> What is needed: Extract the lines that carry the string "valve" from the listing.

> Provided data:

===============

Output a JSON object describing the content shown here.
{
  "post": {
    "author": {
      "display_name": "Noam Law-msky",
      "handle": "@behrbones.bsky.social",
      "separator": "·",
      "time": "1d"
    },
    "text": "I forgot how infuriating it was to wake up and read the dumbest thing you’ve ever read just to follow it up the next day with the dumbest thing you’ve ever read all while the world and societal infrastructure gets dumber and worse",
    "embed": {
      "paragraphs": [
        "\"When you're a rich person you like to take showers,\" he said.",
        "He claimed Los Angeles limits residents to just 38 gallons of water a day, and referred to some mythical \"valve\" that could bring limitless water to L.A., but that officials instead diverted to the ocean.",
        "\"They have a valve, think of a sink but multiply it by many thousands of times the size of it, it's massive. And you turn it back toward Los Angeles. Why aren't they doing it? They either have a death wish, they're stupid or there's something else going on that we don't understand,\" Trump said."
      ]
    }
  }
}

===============

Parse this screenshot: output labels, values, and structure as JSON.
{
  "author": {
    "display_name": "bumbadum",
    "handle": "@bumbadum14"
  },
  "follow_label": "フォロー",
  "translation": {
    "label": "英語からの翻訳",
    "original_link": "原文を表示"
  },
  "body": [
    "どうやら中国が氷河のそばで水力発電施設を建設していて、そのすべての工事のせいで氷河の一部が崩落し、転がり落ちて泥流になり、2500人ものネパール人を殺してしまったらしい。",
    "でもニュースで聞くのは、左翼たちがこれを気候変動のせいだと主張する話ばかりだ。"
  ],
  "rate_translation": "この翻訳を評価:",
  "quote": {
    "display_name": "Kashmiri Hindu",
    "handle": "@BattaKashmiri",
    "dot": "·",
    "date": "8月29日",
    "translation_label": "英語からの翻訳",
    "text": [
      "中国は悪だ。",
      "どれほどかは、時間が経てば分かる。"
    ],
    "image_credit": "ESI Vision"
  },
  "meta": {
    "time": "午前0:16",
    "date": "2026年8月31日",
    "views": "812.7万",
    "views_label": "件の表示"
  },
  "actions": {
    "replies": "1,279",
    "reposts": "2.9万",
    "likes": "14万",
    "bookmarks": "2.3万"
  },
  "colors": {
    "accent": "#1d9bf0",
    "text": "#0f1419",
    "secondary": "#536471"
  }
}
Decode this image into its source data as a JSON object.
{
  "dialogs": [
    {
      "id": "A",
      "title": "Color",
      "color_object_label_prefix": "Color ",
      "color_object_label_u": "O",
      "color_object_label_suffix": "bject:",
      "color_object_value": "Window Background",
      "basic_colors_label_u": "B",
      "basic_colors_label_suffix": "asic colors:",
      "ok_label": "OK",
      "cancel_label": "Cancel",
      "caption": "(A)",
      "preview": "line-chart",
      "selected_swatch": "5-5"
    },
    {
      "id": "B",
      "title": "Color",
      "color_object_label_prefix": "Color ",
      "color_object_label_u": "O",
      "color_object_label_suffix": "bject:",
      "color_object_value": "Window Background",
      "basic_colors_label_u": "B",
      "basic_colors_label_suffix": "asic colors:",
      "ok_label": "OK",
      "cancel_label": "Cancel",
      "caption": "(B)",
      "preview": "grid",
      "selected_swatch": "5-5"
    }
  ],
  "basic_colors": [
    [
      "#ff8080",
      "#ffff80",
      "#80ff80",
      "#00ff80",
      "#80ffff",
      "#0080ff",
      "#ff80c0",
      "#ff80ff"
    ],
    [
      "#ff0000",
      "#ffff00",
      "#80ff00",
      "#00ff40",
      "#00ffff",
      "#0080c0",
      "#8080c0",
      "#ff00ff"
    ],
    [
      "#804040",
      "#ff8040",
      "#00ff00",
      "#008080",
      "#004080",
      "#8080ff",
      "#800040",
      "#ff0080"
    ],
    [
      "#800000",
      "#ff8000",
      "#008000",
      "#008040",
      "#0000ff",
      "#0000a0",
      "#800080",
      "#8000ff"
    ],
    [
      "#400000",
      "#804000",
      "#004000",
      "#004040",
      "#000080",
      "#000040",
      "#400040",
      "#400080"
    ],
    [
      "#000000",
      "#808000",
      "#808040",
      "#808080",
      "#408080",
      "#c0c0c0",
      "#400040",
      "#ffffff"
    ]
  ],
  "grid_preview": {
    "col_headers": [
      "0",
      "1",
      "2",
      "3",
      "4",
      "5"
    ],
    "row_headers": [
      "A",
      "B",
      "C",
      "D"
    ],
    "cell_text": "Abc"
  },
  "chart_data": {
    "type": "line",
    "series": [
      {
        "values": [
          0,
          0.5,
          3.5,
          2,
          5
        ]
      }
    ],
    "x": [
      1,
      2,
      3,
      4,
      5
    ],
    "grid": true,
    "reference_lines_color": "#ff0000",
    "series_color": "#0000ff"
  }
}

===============

> Answer box:
        "He claimed Los Angeles limits residents to just 38 gallons of water a day, and referred to some mythical \"valve\" that could bring limitless water to L.A., but that officials instead diverted to the ocean.",
        "\"They have a valve, think of a sink but multiply it by many thousands of times the size of it, it's massive. And you turn it back toward Los Angeles. Why aren't they doing it? They either have a death wish, they're stupid or there's something else going on that we don't understand,\" Trump said."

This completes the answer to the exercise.